** DATA PROVIDED follows **

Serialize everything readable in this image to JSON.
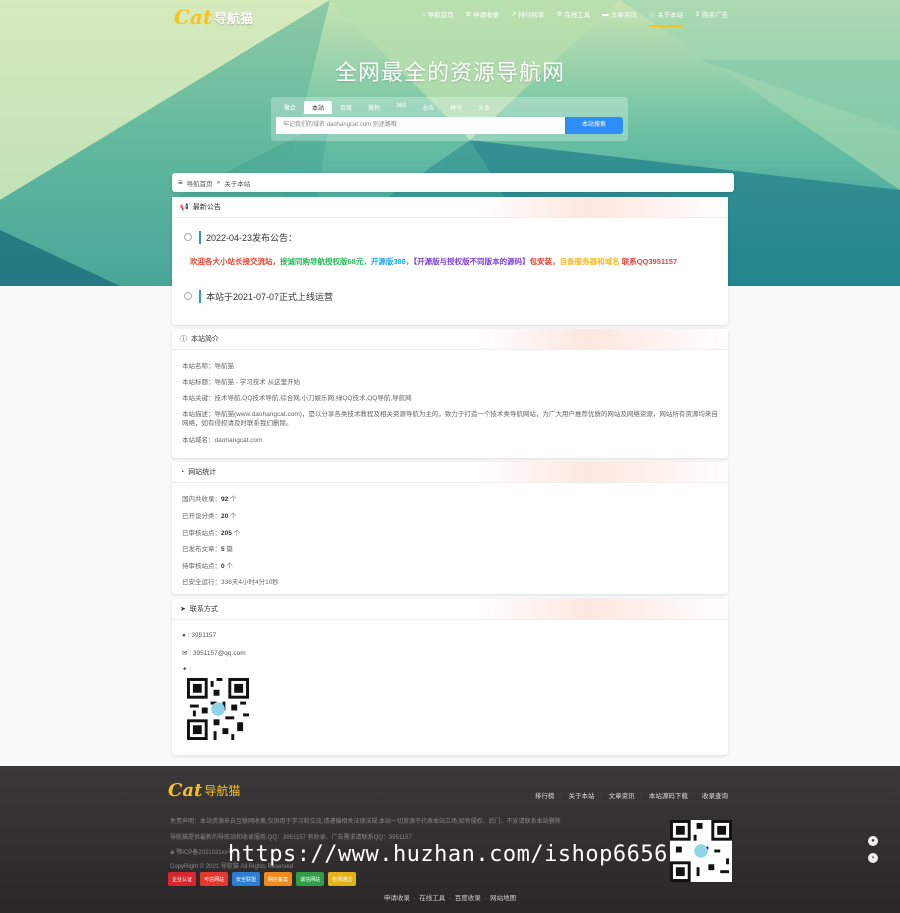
{
  "nav": {
    "logo_text": "导航猫",
    "items": [
      {
        "icon": "home-icon",
        "label": "导航首页",
        "active": false
      },
      {
        "icon": "add-site-icon",
        "label": "申请收录",
        "active": false
      },
      {
        "icon": "chart-icon",
        "label": "排行榜单",
        "active": false
      },
      {
        "icon": "tools-icon",
        "label": "在线工具",
        "active": false
      },
      {
        "icon": "folder-icon",
        "label": "文章资讯",
        "active": false
      },
      {
        "icon": "info-icon",
        "label": "关于本站",
        "active": true
      },
      {
        "icon": "cart-icon",
        "label": "购买广告",
        "active": false
      }
    ]
  },
  "hero": {
    "title": "全网最全的资源导航网"
  },
  "search": {
    "tabs": [
      "聚合",
      "本站",
      "百度",
      "搜狗",
      "360",
      "必应",
      "神马",
      "头条"
    ],
    "active_tab": "本站",
    "placeholder": "牢记我们的域名 daohangcat.com 别迷路哦",
    "button": "本站搜索"
  },
  "breadcrumb": {
    "home": "导航首页",
    "sep": "»",
    "current": "关于本站"
  },
  "notice": {
    "title": "最新公告",
    "items": [
      {
        "date_text": "2022-04-23发布公告："
      },
      {
        "date_text": "本站于2021-07-07正式上线运营"
      }
    ],
    "marquee": [
      {
        "text": "欢迎各大小站长接交流站，",
        "color": "#e8432e"
      },
      {
        "text": "接诚同购导航授权版68元，",
        "color": "#29b85b"
      },
      {
        "text": "开源版388，",
        "color": "#22a7f0"
      },
      {
        "text": "【开源版与授权版不同版本的源码】",
        "color": "#7b3ed8"
      },
      {
        "text": "包安装，",
        "color": "#e8432e"
      },
      {
        "text": "自备服务器和域名 ",
        "color": "#f7b924"
      },
      {
        "text": "联系QQ3951157",
        "color": "#e83e3e"
      }
    ]
  },
  "about": {
    "title": "本站简介",
    "lines": [
      "本站名称：导航猫",
      "本站标题：导航猫 - 学习技术 从这里开始",
      "本站关键：技术导航,QQ技术导航,综合网,小刀娱乐网,绿QQ技术,QQ导航,导航网",
      "本站描述：导航猫(www.daohangcat.com)，是以分享各类技术教程及相关资源导航为主的，致力于打造一个技术类导航网站，为广大用户推荐优质的网站及网络资源，网站所有资源均来自网络，如有侵权请及时联系我们删除。",
      "本站域名：daohangcat.com"
    ]
  },
  "stats": {
    "title": "网站统计",
    "rows": [
      {
        "label": "国内共收录：",
        "value": "92",
        "unit": " 个"
      },
      {
        "label": "已开设分类：",
        "value": "20",
        "unit": " 个"
      },
      {
        "label": "已审核站点：",
        "value": "205",
        "unit": " 个"
      },
      {
        "label": "已发布文章：",
        "value": "5",
        "unit": " 篇"
      },
      {
        "label": "待审核站点：",
        "value": "0",
        "unit": " 个"
      },
      {
        "label": "已安全运行：",
        "value": "",
        "unit": "336天4小时4分10秒"
      }
    ]
  },
  "contact": {
    "title": "联系方式",
    "qq": "3951157",
    "email": "3951157@qq.com"
  },
  "footer": {
    "logo_text": "导航猫",
    "links": [
      "排行榜",
      "关于本站",
      "文章资讯",
      "本站源码下载",
      "收录查询"
    ],
    "disclaimer": "免责声明：本站资源来自互联网收集,仅供用于学习和交流,请遵循相关法律法规,本站一切资源不代表本站立场,如有侵权、后门、不妥请联系本站删除",
    "line2": "导航猫提供最新的导航站和收录服务,QQ：3951157 有收录、广告需求请联系QQ：3951157",
    "icp": "鄂ICP备2021021xx号",
    "copyright": "CopyRight © 2021 导航猫 All Rights Reserved",
    "badges": [
      "企业认证",
      "可信网站",
      "安全联盟",
      "网信备案",
      "诚信网站",
      "检测通过"
    ],
    "bottom_links": [
      "申请收录",
      "在线工具",
      "百度收录",
      "网站地图"
    ],
    "watermark": "https://www.huzhan.com/ishop6656"
  }
}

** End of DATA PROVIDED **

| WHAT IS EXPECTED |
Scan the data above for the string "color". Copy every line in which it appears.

| SOLUTION TO THE EXERCISE |
        "color": "#e8432e"
        "color": "#29b85b"
        "color": "#22a7f0"
        "color": "#7b3ed8"
        "color": "#e8432e"
        "color": "#f7b924"
        "color": "#e83e3e"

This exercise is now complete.